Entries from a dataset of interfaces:
- - -
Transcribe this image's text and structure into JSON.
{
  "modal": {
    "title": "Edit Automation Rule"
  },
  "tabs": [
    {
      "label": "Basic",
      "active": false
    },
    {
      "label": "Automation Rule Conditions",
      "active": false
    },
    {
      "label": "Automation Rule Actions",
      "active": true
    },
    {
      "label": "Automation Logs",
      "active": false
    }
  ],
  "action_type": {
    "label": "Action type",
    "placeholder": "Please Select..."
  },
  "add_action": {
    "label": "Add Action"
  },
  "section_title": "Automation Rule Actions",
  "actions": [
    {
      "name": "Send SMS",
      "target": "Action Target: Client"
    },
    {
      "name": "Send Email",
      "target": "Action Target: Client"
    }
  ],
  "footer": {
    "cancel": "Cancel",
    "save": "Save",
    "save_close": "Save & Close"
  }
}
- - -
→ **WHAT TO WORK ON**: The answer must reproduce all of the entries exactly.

→ **TASK OUTPUT**:
Transcribe this image's text and structure into JSON.
{
  "modal": {
    "title": "Edit Automation Rule"
  },
  "tabs": [
    {
      "label": "Basic",
      "active": false
    },
    {
      "label": "Automation Rule Conditions",
      "active": false
    },
    {
      "label": "Automation Rule Actions",
      "active": true
    },
    {
      "label": "Automation Logs",
      "active": false
    }
  ],
  "action_type": {
    "label": "Action type",
    "placeholder": "Please Select..."
  },
  "add_action": {
    "label": "Add Action"
  },
  "section_title": "Automation Rule Actions",
  "actions": [
    {
      "name": "Send SMS",
      "target": "Action Target: Client"
    },
    {
      "name": "Send Email",
      "target": "Action Target: Client"
    }
  ],
  "footer": {
    "cancel": "Cancel",
    "save": "Save",
    "save_close": "Save & Close"
  }
}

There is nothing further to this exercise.